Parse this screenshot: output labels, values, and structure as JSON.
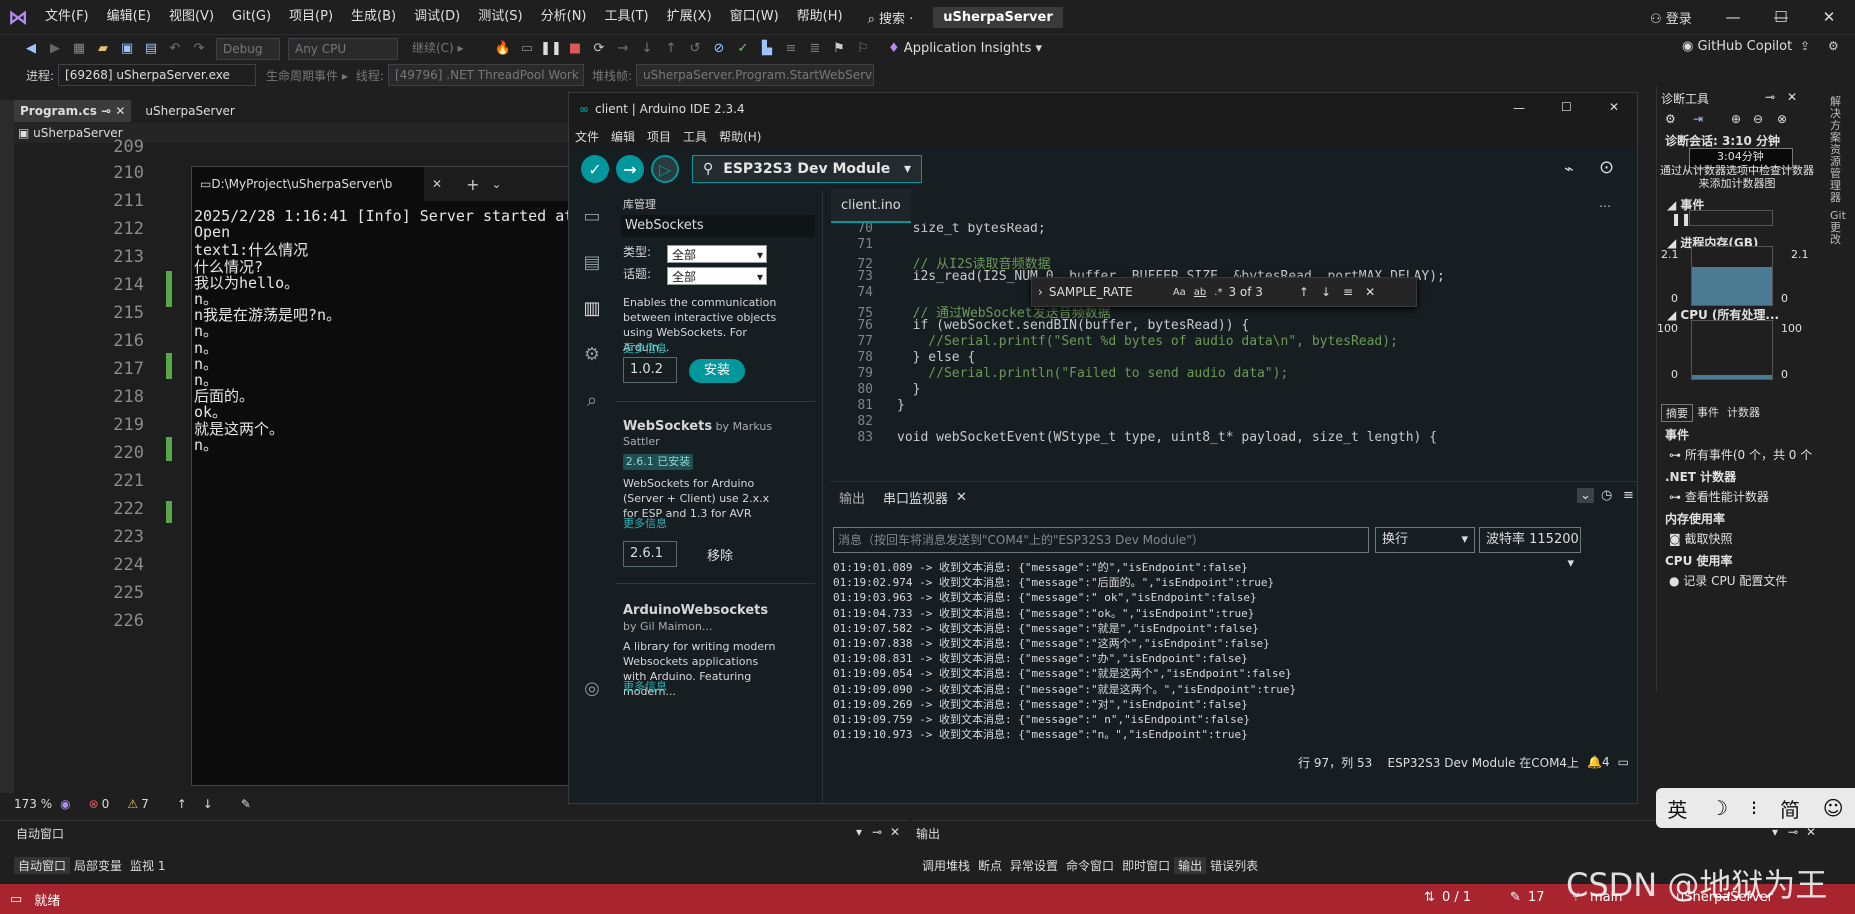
{
  "vs": {
    "menu": [
      "文件(F)",
      "编辑(E)",
      "视图(V)",
      "Git(G)",
      "项目(P)",
      "生成(B)",
      "调试(D)",
      "测试(S)",
      "分析(N)",
      "工具(T)",
      "扩展(X)",
      "窗口(W)",
      "帮助(H)"
    ],
    "search": "搜索 ·",
    "solution": "uSherpaServer",
    "login": "登录",
    "config": "Debug",
    "platform": "Any CPU",
    "continue": "继续(C) ▸",
    "app_insights": "Application Insights",
    "copilot": "GitHub Copilot",
    "process_label": "进程:",
    "process": "[69268] uSherpaServer.exe",
    "lifecycle": "生命周期事件 ▸",
    "thread_label": "线程:",
    "thread": "[49796] .NET ThreadPool Work",
    "stack_label": "堆栈帧:",
    "stack": "uSherpaServer.Program.StartWebServ",
    "tabs": [
      "Program.cs",
      "uSherpaServer"
    ],
    "nav": "uSherpaServer",
    "line_numbers": [
      "209",
      "210",
      "211",
      "212",
      "213",
      "214",
      "215",
      "216",
      "217",
      "218",
      "219",
      "220",
      "221",
      "222",
      "223",
      "224",
      "225",
      "226"
    ],
    "zoom": "173 %",
    "errors": "0",
    "warnings": "7",
    "auto_title": "自动窗口",
    "auto_tabs": [
      "自动窗口",
      "局部变量",
      "监视 1"
    ],
    "out_title": "输出",
    "out_tabs": [
      "调用堆栈",
      "断点",
      "异常设置",
      "命令窗口",
      "即时窗口",
      "输出",
      "错误列表"
    ],
    "status": {
      "ready": "就绪",
      "lines": "0 / 1",
      "pen": "17",
      "branch": "main",
      "repo": "uSherpaServer"
    }
  },
  "console": {
    "tab": "D:\\MyProject\\uSherpaServer\\b",
    "lines": [
      "2025/2/28 1:16:41 [Info] Server started at",
      "Open",
      "text1:什么情况",
      "什么情况?",
      "我以为hello。",
      "n。",
      "n我是在游荡是吧?n。",
      "n。",
      "n。",
      "n。",
      "n。",
      "后面的。",
      "ok。",
      "就是这两个。",
      "n。",
      ""
    ]
  },
  "arduino": {
    "title": "client | Arduino IDE 2.3.4",
    "menu": [
      "文件",
      "编辑",
      "项目",
      "工具",
      "帮助(H)"
    ],
    "board": "ESP32S3 Dev Module",
    "lib": {
      "title": "库管理",
      "search": "WebSockets",
      "type_label": "类型:",
      "type": "全部",
      "topic_label": "话题:",
      "topic": "全部",
      "desc1": "Enables the communication between interactive objects using WebSockets. For Arduin...",
      "more": "更多信息",
      "ver1": "1.0.2",
      "install": "安装",
      "name2": "WebSockets",
      "by2": "by Markus Sattler",
      "installed2": "2.6.1 已安装",
      "desc2": "WebSockets for Arduino (Server + Client) use 2.x.x for ESP and 1.3 for AVR",
      "ver2": "2.6.1",
      "remove": "移除",
      "name3": "ArduinoWebsockets",
      "by3": "by Gil Maimon...",
      "desc3": "A library for writing modern Websockets applications with Arduino. Featuring modern..."
    },
    "file_tab": "client.ino",
    "find": {
      "query": "SAMPLE_RATE",
      "count": "3 of 3"
    },
    "code": [
      {
        "n": "70",
        "t": "  size_t bytesRead;"
      },
      {
        "n": "71",
        "t": ""
      },
      {
        "n": "72",
        "t": "  // 从I2S读取音频数据"
      },
      {
        "n": "73",
        "t": "  i2s_read(I2S_NUM_0, buffer, BUFFER_SIZE, &bytesRead, portMAX_DELAY);"
      },
      {
        "n": "74",
        "t": ""
      },
      {
        "n": "75",
        "t": "  // 通过WebSocket发送音频数据"
      },
      {
        "n": "76",
        "t": "  if (webSocket.sendBIN(buffer, bytesRead)) {"
      },
      {
        "n": "77",
        "t": "    //Serial.printf(\"Sent %d bytes of audio data\\n\", bytesRead);"
      },
      {
        "n": "78",
        "t": "  } else {"
      },
      {
        "n": "79",
        "t": "    //Serial.println(\"Failed to send audio data\");"
      },
      {
        "n": "80",
        "t": "  }"
      },
      {
        "n": "81",
        "t": "}"
      },
      {
        "n": "82",
        "t": ""
      },
      {
        "n": "83",
        "t": "void webSocketEvent(WStype_t type, uint8_t* payload, size_t length) {"
      }
    ],
    "out_tab": "输出",
    "serial_tab": "串口监视器",
    "serial_placeholder": "消息（按回车将消息发送到\"COM4\"上的\"ESP32S3 Dev Module\"）",
    "line_ending": "换行",
    "baud": "波特率 115200",
    "log": [
      "01:19:01.089 -> 收到文本消息: {\"message\":\"的\",\"isEndpoint\":false}",
      "01:19:02.974 -> 收到文本消息: {\"message\":\"后面的。\",\"isEndpoint\":true}",
      "01:19:03.963 -> 收到文本消息: {\"message\":\" ok\",\"isEndpoint\":false}",
      "01:19:04.733 -> 收到文本消息: {\"message\":\"ok。\",\"isEndpoint\":true}",
      "01:19:07.582 -> 收到文本消息: {\"message\":\"就是\",\"isEndpoint\":false}",
      "01:19:07.838 -> 收到文本消息: {\"message\":\"这两个\",\"isEndpoint\":false}",
      "01:19:08.831 -> 收到文本消息: {\"message\":\"办\",\"isEndpoint\":false}",
      "01:19:09.054 -> 收到文本消息: {\"message\":\"就是这两个\",\"isEndpoint\":false}",
      "01:19:09.090 -> 收到文本消息: {\"message\":\"就是这两个。\",\"isEndpoint\":true}",
      "01:19:09.269 -> 收到文本消息: {\"message\":\"对\",\"isEndpoint\":false}",
      "01:19:09.759 -> 收到文本消息: {\"message\":\" n\",\"isEndpoint\":false}",
      "01:19:10.973 -> 收到文本消息: {\"message\":\"n。\",\"isEndpoint\":true}"
    ],
    "status": "行 97，列 53    ESP32S3 Dev Module 在COM4上",
    "notif": "4"
  },
  "diag": {
    "title": "诊断工具",
    "session": "诊断会话: 3:10 分钟",
    "timeline": "3:04分钟",
    "hint": "通过从计数器选项中检查计数器来添加计数器图",
    "events": "事件",
    "memory": "进程内存(GB)",
    "mem_max": "2.1",
    "mem_min": "0",
    "cpu": "CPU (所有处理...",
    "cpu_max": "100",
    "cpu_min": "0",
    "tabs": [
      "摘要",
      "事件",
      "计数器"
    ],
    "sec_events": "事件",
    "all_events": "所有事件(0 个，共 0 个",
    "sec_net": ".NET 计数器",
    "view_perf": "查看性能计数器",
    "sec_mem": "内存使用率",
    "snapshot": "截取快照",
    "sec_cpu": "CPU 使用率",
    "record_cpu": "记录 CPU 配置文件"
  },
  "ime": [
    "英",
    "☽",
    "⁝",
    "简",
    "☺"
  ],
  "watermark": "CSDN @地狱为王"
}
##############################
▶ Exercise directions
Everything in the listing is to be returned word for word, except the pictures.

▶ Task response
Parse this screenshot: output labels, values, and structure as JSON.
{
  "vs": {
    "menu": [
      "文件(F)",
      "编辑(E)",
      "视图(V)",
      "Git(G)",
      "项目(P)",
      "生成(B)",
      "调试(D)",
      "测试(S)",
      "分析(N)",
      "工具(T)",
      "扩展(X)",
      "窗口(W)",
      "帮助(H)"
    ],
    "search": "搜索 ·",
    "solution": "uSherpaServer",
    "login": "登录",
    "config": "Debug",
    "platform": "Any CPU",
    "continue": "继续(C) ▸",
    "app_insights": "Application Insights",
    "copilot": "GitHub Copilot",
    "process_label": "进程:",
    "process": "[69268] uSherpaServer.exe",
    "lifecycle": "生命周期事件 ▸",
    "thread_label": "线程:",
    "thread": "[49796] .NET ThreadPool Work",
    "stack_label": "堆栈帧:",
    "stack": "uSherpaServer.Program.StartWebServ",
    "tabs": [
      "Program.cs",
      "uSherpaServer"
    ],
    "nav": "uSherpaServer",
    "line_numbers": [
      "209",
      "210",
      "211",
      "212",
      "213",
      "214",
      "215",
      "216",
      "217",
      "218",
      "219",
      "220",
      "221",
      "222",
      "223",
      "224",
      "225",
      "226"
    ],
    "zoom": "173 %",
    "errors": "0",
    "warnings": "7",
    "auto_title": "自动窗口",
    "auto_tabs": [
      "自动窗口",
      "局部变量",
      "监视 1"
    ],
    "out_title": "输出",
    "out_tabs": [
      "调用堆栈",
      "断点",
      "异常设置",
      "命令窗口",
      "即时窗口",
      "输出",
      "错误列表"
    ],
    "status": {
      "ready": "就绪",
      "lines": "0 / 1",
      "pen": "17",
      "branch": "main",
      "repo": "uSherpaServer"
    }
  },
  "console": {
    "tab": "D:\\MyProject\\uSherpaServer\\b",
    "lines": [
      "2025/2/28 1:16:41 [Info] Server started at",
      "Open",
      "text1:什么情况",
      "什么情况?",
      "我以为hello。",
      "n。",
      "n我是在游荡是吧?n。",
      "n。",
      "n。",
      "n。",
      "n。",
      "后面的。",
      "ok。",
      "就是这两个。",
      "n。",
      ""
    ]
  },
  "arduino": {
    "title": "client | Arduino IDE 2.3.4",
    "menu": [
      "文件",
      "编辑",
      "项目",
      "工具",
      "帮助(H)"
    ],
    "board": "ESP32S3 Dev Module",
    "lib": {
      "title": "库管理",
      "search": "WebSockets",
      "type_label": "类型:",
      "type": "全部",
      "topic_label": "话题:",
      "topic": "全部",
      "desc1": "Enables the communication between interactive objects using WebSockets. For Arduin...",
      "more": "更多信息",
      "ver1": "1.0.2",
      "install": "安装",
      "name2": "WebSockets",
      "by2": "by Markus Sattler",
      "installed2": "2.6.1 已安装",
      "desc2": "WebSockets for Arduino (Server + Client) use 2.x.x for ESP and 1.3 for AVR",
      "ver2": "2.6.1",
      "remove": "移除",
      "name3": "ArduinoWebsockets",
      "by3": "by Gil Maimon...",
      "desc3": "A library for writing modern Websockets applications with Arduino. Featuring modern..."
    },
    "file_tab": "client.ino",
    "find": {
      "query": "SAMPLE_RATE",
      "count": "3 of 3"
    },
    "code": [
      {
        "n": "70",
        "t": "  size_t bytesRead;"
      },
      {
        "n": "71",
        "t": ""
      },
      {
        "n": "72",
        "t": "  // 从I2S读取音频数据"
      },
      {
        "n": "73",
        "t": "  i2s_read(I2S_NUM_0, buffer, BUFFER_SIZE, &bytesRead, portMAX_DELAY);"
      },
      {
        "n": "74",
        "t": ""
      },
      {
        "n": "75",
        "t": "  // 通过WebSocket发送音频数据"
      },
      {
        "n": "76",
        "t": "  if (webSocket.sendBIN(buffer, bytesRead)) {"
      },
      {
        "n": "77",
        "t": "    //Serial.printf(\"Sent %d bytes of audio data\\n\", bytesRead);"
      },
      {
        "n": "78",
        "t": "  } else {"
      },
      {
        "n": "79",
        "t": "    //Serial.println(\"Failed to send audio data\");"
      },
      {
        "n": "80",
        "t": "  }"
      },
      {
        "n": "81",
        "t": "}"
      },
      {
        "n": "82",
        "t": ""
      },
      {
        "n": "83",
        "t": "void webSocketEvent(WStype_t type, uint8_t* payload, size_t length) {"
      }
    ],
    "out_tab": "输出",
    "serial_tab": "串口监视器",
    "serial_placeholder": "消息（按回车将消息发送到\"COM4\"上的\"ESP32S3 Dev Module\"）",
    "line_ending": "换行",
    "baud": "波特率 115200",
    "log": [
      "01:19:01.089 -> 收到文本消息: {\"message\":\"的\",\"isEndpoint\":false}",
      "01:19:02.974 -> 收到文本消息: {\"message\":\"后面的。\",\"isEndpoint\":true}",
      "01:19:03.963 -> 收到文本消息: {\"message\":\" ok\",\"isEndpoint\":false}",
      "01:19:04.733 -> 收到文本消息: {\"message\":\"ok。\",\"isEndpoint\":true}",
      "01:19:07.582 -> 收到文本消息: {\"message\":\"就是\",\"isEndpoint\":false}",
      "01:19:07.838 -> 收到文本消息: {\"message\":\"这两个\",\"isEndpoint\":false}",
      "01:19:08.831 -> 收到文本消息: {\"message\":\"办\",\"isEndpoint\":false}",
      "01:19:09.054 -> 收到文本消息: {\"message\":\"就是这两个\",\"isEndpoint\":false}",
      "01:19:09.090 -> 收到文本消息: {\"message\":\"就是这两个。\",\"isEndpoint\":true}",
      "01:19:09.269 -> 收到文本消息: {\"message\":\"对\",\"isEndpoint\":false}",
      "01:19:09.759 -> 收到文本消息: {\"message\":\" n\",\"isEndpoint\":false}",
      "01:19:10.973 -> 收到文本消息: {\"message\":\"n。\",\"isEndpoint\":true}"
    ],
    "status": "行 97，列 53    ESP32S3 Dev Module 在COM4上",
    "notif": "4"
  },
  "diag": {
    "title": "诊断工具",
    "session": "诊断会话: 3:10 分钟",
    "timeline": "3:04分钟",
    "hint": "通过从计数器选项中检查计数器来添加计数器图",
    "events": "事件",
    "memory": "进程内存(GB)",
    "mem_max": "2.1",
    "mem_min": "0",
    "cpu": "CPU (所有处理...",
    "cpu_max": "100",
    "cpu_min": "0",
    "tabs": [
      "摘要",
      "事件",
      "计数器"
    ],
    "sec_events": "事件",
    "all_events": "所有事件(0 个，共 0 个",
    "sec_net": ".NET 计数器",
    "view_perf": "查看性能计数器",
    "sec_mem": "内存使用率",
    "snapshot": "截取快照",
    "sec_cpu": "CPU 使用率",
    "record_cpu": "记录 CPU 配置文件"
  },
  "ime": [
    "英",
    "☽",
    "⁝",
    "简",
    "☺"
  ],
  "watermark": "CSDN @地狱为王"
}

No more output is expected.